In the last 8 months, India suffered another batting fiasco in Test cricket. It is only a coincidence that both the humiliations happened during the summers, Australian and English. However, there have been other teams apart from India to have gone through similar tragedies in the longest format. Let’s check out some of the lowest totals in the history of Test cricket.
England V/S New Zealand (26) 1955, Auckland, 2nd Test
This is the lowest ever total in Test cricket and New Zealand was at the receiving end in the encounter. Batting first Kiwis scored 200, courtesy of a fine 73 by John Reid. England was slightly better as they posted 246 in their first innings, thanks to Leonard Hutton (53) and Peter May (48). However, for the Black Caps second essay proved to be a curse as they crashed to a sorry total of 26. No English bowlers got a fifer when they crushed New Zealand batters but Bob Appleyard and Brian Statham took 4 and 3 wickets respectively to consign the Kiwis to a dark fate. Resultantly, England won the Test by an innings and 20 runs.
England V/S India (42) 1974, the Lord’s, 2nd Test
Many moons ago in the second Test in 1974 at the Lord’s India suffered a big jolt in the second innings. In the horrible summer, where Team India, led by Ajit Wadekar was favoured over the home team to win the series, sunk to their second-lowest score of 42 in Test cricket. Batting first England scored a mammoth 629 aided by the tons of Dennis Amiss, captain Mike Denness and Tony Greig. In reply, India did well as the openers stitched a partnership of 131, Sunil Gavaskar and Farokh Engineer, but were eventually dismissed for 302 in their first innings. With a lead of 327, Denness asked India to follow on and their batters put up an abominable display to lose the match badly at the Mecca of cricket. Geoff Arnold and Chris Old took nine wickets among themselves to destroy a strong Indian batting lineup comprising Gavaskar, Engineer, Vishwanath etc.
Australia V/S Pakistan (59 & 58) 2002, Sharjah, 2nd Test
This Test is being featured for a different reason and there have been several other instances of low scores being recorded by various teams in the history of Test cricket. In the Test, Pakistan earned a dubious record of being dismissed for double digits scores in both innings of Test cricket. The match took place in 2002 in Sharjah, UAE, between Australia and Pakistan. Batting first, Pakistan were skilled out for a meagre 59 as none of the batsmen got into the double figures except for Abdul Razzaq (21) with extras (14) being the second-highest scorer. When Australia came in to bat they scored a competitive 310. However, in the second innings, Pakistan touched another low by getting dismissed for 54 with only Imran Nazir(21) and Misbah ul Haq (14) managing to enter double-digit scores. Consequently, Australia won by an innings and 198 runs, thanks to the 8-wicket match haul by the spin magician Shane Warne.

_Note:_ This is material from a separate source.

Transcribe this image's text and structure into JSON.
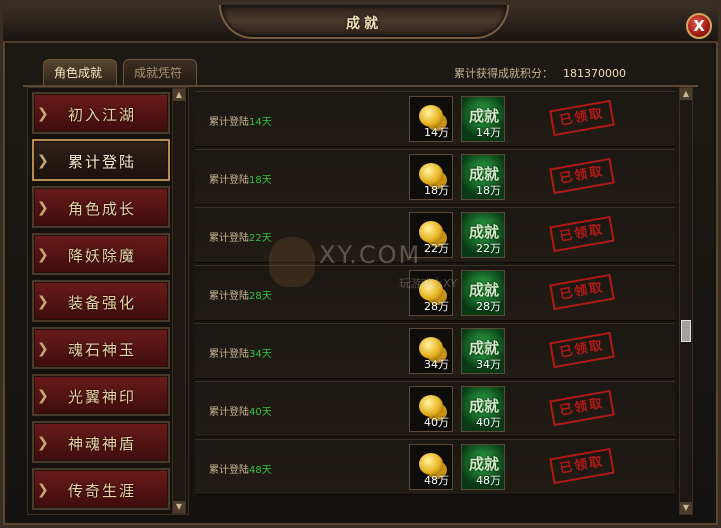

England V/S Ireland (38), 2019, The Lord’s, Solitary Test
In a sea sawing fortunes, where the pendulum swung from one side to another, England finally snatched victory from the jaws of the defeat against Ireland. England were aided largely by the incisive spells of Stuart Broad (4/19) and Chris Woakes (6/17) in the second innings of Ireland in the endeavour. After getting bowled out for 85, England were feeling the heat of an Irish resurgence but Ireland could only manage 207 in their first essay. But England made the amends for the first innings meltdown by scoring 303 in their second essay and set up a tricky chase of 182 to Ireland on a swinging and seaming paradise. Eventually, a major upset was averted by England as Ireland were totally dismantled for 38 to settle the Test match in favour of the former.
Australia V/S India (36), Adelaide, 2020, 1st Test

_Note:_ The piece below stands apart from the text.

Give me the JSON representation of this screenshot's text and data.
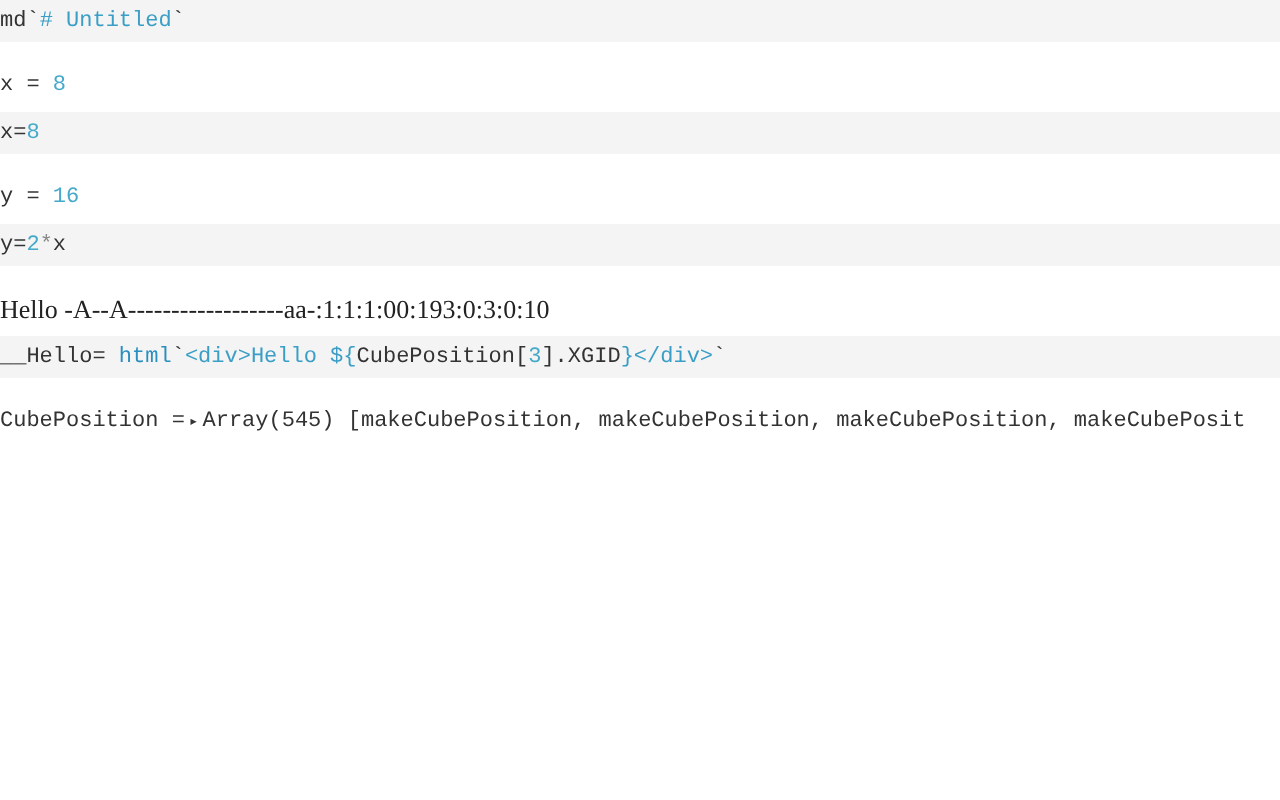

This Test is still fresh in the minds of everyone as the “Adelaide horror” was eclipsed by India’s resilience under the captaincy of Ajinkya Rahane and without the talismanic Virat Kohli in the playing XI. Not too long back in the Australian summer of 2020, India suffered a dramatic collapse in the second innings when they were bowled out for 36 by the Oz. The first Pink Test of India outside the subcontinent turned out to be one of the dark chapters in the history of the country’s cricket. Both sides were on an equal footing for three days in the Day and Night Test till the misery happened to the Indian Team on the fourth day. In the end, Australia won by 8 wickets as a result of some testing spells by Josh Hazelwood (5/8) and Pat Cummins (4/21).